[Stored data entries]
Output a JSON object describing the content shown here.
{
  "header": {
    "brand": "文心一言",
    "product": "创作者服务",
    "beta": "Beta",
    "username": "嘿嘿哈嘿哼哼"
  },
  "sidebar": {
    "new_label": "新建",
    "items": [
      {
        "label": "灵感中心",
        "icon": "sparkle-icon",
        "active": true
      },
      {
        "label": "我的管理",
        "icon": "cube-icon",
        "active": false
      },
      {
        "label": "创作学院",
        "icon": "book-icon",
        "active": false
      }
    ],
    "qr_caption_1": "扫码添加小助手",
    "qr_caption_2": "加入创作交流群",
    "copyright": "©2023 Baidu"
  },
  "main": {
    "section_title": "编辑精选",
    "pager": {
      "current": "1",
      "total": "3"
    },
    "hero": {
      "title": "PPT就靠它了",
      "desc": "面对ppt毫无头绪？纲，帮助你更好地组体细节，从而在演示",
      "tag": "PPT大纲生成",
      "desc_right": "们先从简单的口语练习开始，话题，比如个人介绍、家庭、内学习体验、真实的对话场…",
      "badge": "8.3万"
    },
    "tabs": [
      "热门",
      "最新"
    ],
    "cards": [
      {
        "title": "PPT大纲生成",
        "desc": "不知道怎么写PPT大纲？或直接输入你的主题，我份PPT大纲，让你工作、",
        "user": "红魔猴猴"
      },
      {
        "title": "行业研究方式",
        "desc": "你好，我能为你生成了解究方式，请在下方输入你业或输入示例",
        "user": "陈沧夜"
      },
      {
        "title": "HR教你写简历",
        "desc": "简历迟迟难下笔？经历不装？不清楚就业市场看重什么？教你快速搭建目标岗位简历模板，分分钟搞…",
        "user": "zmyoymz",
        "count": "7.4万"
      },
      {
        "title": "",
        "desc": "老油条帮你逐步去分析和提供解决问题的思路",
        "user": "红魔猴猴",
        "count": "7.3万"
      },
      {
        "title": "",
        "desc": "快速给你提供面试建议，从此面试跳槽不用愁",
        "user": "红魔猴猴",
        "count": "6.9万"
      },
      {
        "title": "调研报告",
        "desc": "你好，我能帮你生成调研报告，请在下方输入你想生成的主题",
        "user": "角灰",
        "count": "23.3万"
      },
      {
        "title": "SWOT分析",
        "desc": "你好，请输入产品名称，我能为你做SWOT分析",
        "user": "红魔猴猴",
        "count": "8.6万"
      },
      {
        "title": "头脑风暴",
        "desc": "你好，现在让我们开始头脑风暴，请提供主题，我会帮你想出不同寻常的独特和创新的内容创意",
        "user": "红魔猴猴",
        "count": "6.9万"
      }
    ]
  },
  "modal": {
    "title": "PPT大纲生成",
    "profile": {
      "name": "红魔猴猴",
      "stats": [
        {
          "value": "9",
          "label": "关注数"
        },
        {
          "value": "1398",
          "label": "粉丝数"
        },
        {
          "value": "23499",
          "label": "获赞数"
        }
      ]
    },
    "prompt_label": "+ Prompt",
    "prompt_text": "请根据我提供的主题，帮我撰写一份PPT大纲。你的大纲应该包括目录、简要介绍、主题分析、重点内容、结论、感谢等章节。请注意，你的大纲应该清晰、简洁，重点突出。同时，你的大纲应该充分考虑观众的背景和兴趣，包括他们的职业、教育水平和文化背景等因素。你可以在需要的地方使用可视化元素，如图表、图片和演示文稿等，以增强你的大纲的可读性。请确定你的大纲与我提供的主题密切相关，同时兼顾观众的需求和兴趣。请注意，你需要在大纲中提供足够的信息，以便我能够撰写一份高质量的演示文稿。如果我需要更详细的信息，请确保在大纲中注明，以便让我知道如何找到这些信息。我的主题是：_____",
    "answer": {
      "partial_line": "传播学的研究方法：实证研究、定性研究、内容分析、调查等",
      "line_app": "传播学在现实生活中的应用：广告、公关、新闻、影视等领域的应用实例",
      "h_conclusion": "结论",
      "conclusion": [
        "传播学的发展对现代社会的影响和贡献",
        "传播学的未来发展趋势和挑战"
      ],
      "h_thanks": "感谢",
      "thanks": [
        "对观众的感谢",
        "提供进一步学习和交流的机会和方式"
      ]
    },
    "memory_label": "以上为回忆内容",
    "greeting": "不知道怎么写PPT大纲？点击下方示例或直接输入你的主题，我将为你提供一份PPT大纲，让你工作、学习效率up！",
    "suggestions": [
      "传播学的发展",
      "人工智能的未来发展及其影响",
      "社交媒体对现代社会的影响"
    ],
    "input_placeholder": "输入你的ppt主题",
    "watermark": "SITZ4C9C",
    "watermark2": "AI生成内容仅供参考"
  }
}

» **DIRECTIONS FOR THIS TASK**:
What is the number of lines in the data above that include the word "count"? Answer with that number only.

» **RESPONSE TO THIS TASK**:
6